Task brief >> Your answer should be the lines of the listing that contain the word "Computer".

Exercise material >>
···

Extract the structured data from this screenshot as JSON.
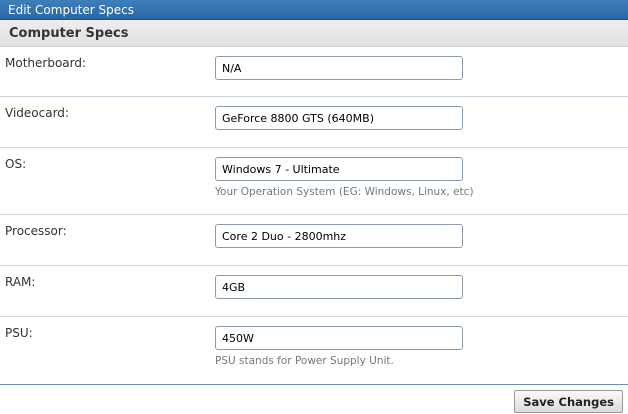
{
  "window": {
    "title": "Edit Computer Specs"
  },
  "section": {
    "title": "Computer Specs"
  },
  "fields": [
    {
      "label": "Motherboard:",
      "value": "N/A",
      "hint": ""
    },
    {
      "label": "Videocard:",
      "value": "GeForce 8800 GTS (640MB)",
      "hint": ""
    },
    {
      "label": "OS:",
      "value": "Windows 7 - Ultimate",
      "hint": "Your Operation System (EG: Windows, Linux, etc)"
    },
    {
      "label": "Processor:",
      "value": "Core 2 Duo - 2800mhz",
      "hint": ""
    },
    {
      "label": "RAM:",
      "value": "4GB",
      "hint": ""
    },
    {
      "label": "PSU:",
      "value": "450W",
      "hint": "PSU stands for Power Supply Unit."
    }
  ],
  "footer": {
    "save_label": "Save Changes"
  }
}
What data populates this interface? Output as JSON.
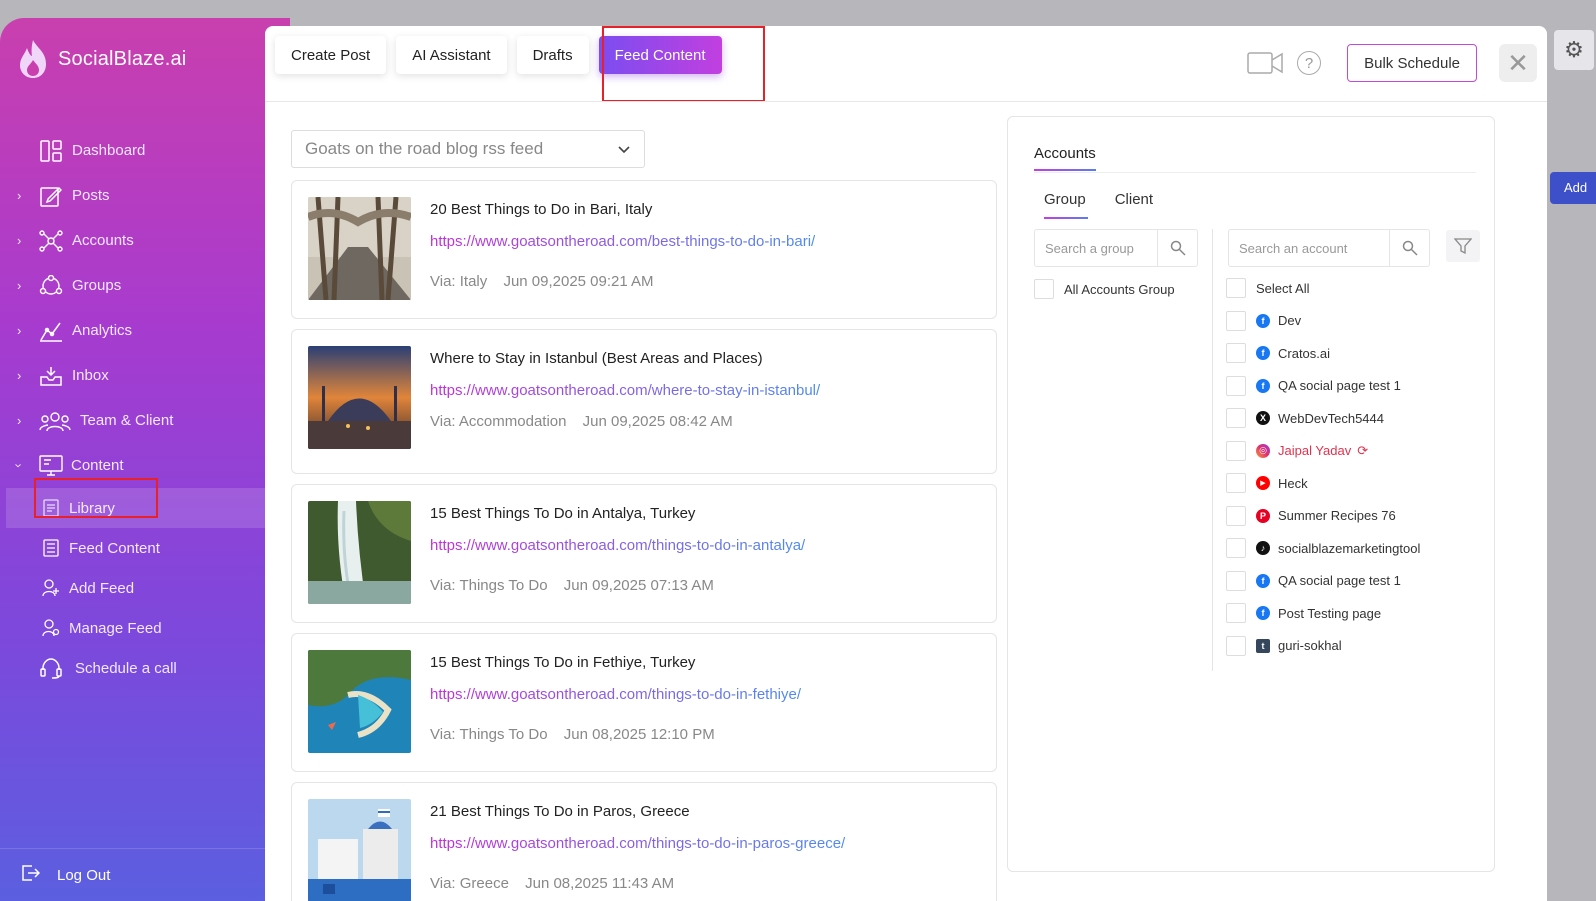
{
  "app": {
    "name": "SocialBlaze.ai"
  },
  "background": {
    "add_label": "Add"
  },
  "sidebar": {
    "items": [
      {
        "label": "Dashboard",
        "icon": "dashboard-icon",
        "chevron": false
      },
      {
        "label": "Posts",
        "icon": "edit-icon",
        "chevron": true
      },
      {
        "label": "Accounts",
        "icon": "network-icon",
        "chevron": true
      },
      {
        "label": "Groups",
        "icon": "groups-icon",
        "chevron": true
      },
      {
        "label": "Analytics",
        "icon": "analytics-icon",
        "chevron": true
      },
      {
        "label": "Inbox",
        "icon": "inbox-icon",
        "chevron": true
      },
      {
        "label": "Team & Client",
        "icon": "team-icon",
        "chevron": true
      },
      {
        "label": "Content",
        "icon": "content-icon",
        "chevron": true,
        "expanded": true
      }
    ],
    "sub_items": [
      {
        "label": "Library",
        "icon": "library-icon",
        "active": true
      },
      {
        "label": "Feed Content",
        "icon": "feed-icon"
      },
      {
        "label": "Add Feed",
        "icon": "add-user-icon"
      },
      {
        "label": "Manage Feed",
        "icon": "manage-feed-icon"
      },
      {
        "label": "Schedule a call",
        "icon": "headset-icon"
      }
    ],
    "logout": "Log Out"
  },
  "modal": {
    "tabs": [
      "Create Post",
      "AI Assistant",
      "Drafts",
      "Feed Content"
    ],
    "active_tab": "Feed Content",
    "help_glyph": "?",
    "bulk_schedule": "Bulk Schedule",
    "close_glyph": "✕"
  },
  "feed": {
    "selected": "Goats on the road blog rss feed",
    "items": [
      {
        "title": "20 Best Things to Do in Bari, Italy",
        "url": "https://www.goatsontheroad.com/best-things-to-do-in-bari/",
        "via": "Via: Italy",
        "date": "Jun 09,2025 09:21 AM"
      },
      {
        "title": "Where to Stay in Istanbul (Best Areas and Places)",
        "url": "https://www.goatsontheroad.com/where-to-stay-in-istanbul/",
        "via": "Via: Accommodation",
        "date": "Jun 09,2025 08:42 AM"
      },
      {
        "title": "15 Best Things To Do in Antalya, Turkey",
        "url": "https://www.goatsontheroad.com/things-to-do-in-antalya/",
        "via": "Via: Things To Do",
        "date": "Jun 09,2025 07:13 AM"
      },
      {
        "title": "15 Best Things To Do in Fethiye, Turkey",
        "url": "https://www.goatsontheroad.com/things-to-do-in-fethiye/",
        "via": "Via: Things To Do",
        "date": "Jun 08,2025 12:10 PM"
      },
      {
        "title": "21 Best Things To Do in Paros, Greece",
        "url": "https://www.goatsontheroad.com/things-to-do-in-paros-greece/",
        "via": "Via: Greece",
        "date": "Jun 08,2025 11:43 AM"
      }
    ]
  },
  "accounts": {
    "title": "Accounts",
    "tabs": [
      "Group",
      "Client"
    ],
    "group_search_placeholder": "Search a group",
    "account_search_placeholder": "Search an account",
    "groups": [
      "All Accounts Group"
    ],
    "select_all": "Select All",
    "list": [
      {
        "name": "Dev",
        "platform": "facebook",
        "color": "#1877f2",
        "glyph": "f"
      },
      {
        "name": "Cratos.ai",
        "platform": "facebook",
        "color": "#1877f2",
        "glyph": "f"
      },
      {
        "name": "QA social page test 1",
        "platform": "facebook",
        "color": "#1877f2",
        "glyph": "f"
      },
      {
        "name": "WebDevTech5444",
        "platform": "x",
        "color": "#111111",
        "glyph": "X"
      },
      {
        "name": "Jaipal Yadav",
        "platform": "instagram",
        "color": "#e1306c",
        "glyph": "◎",
        "warning": true
      },
      {
        "name": "Heck",
        "platform": "youtube",
        "color": "#ff0000",
        "glyph": "▶"
      },
      {
        "name": "Summer Recipes 76",
        "platform": "pinterest",
        "color": "#e60023",
        "glyph": "P"
      },
      {
        "name": "socialblazemarketingtool",
        "platform": "tiktok",
        "color": "#111111",
        "glyph": "♪"
      },
      {
        "name": "QA social page test 1",
        "platform": "facebook",
        "color": "#1877f2",
        "glyph": "f"
      },
      {
        "name": "Post Testing page",
        "platform": "facebook",
        "color": "#1877f2",
        "glyph": "f"
      },
      {
        "name": "guri-sokhal",
        "platform": "tumblr",
        "color": "#36465d",
        "glyph": "t"
      }
    ]
  }
}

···

Exercise result >>
    "title": "Edit Computer Specs"
    "title": "Computer Specs"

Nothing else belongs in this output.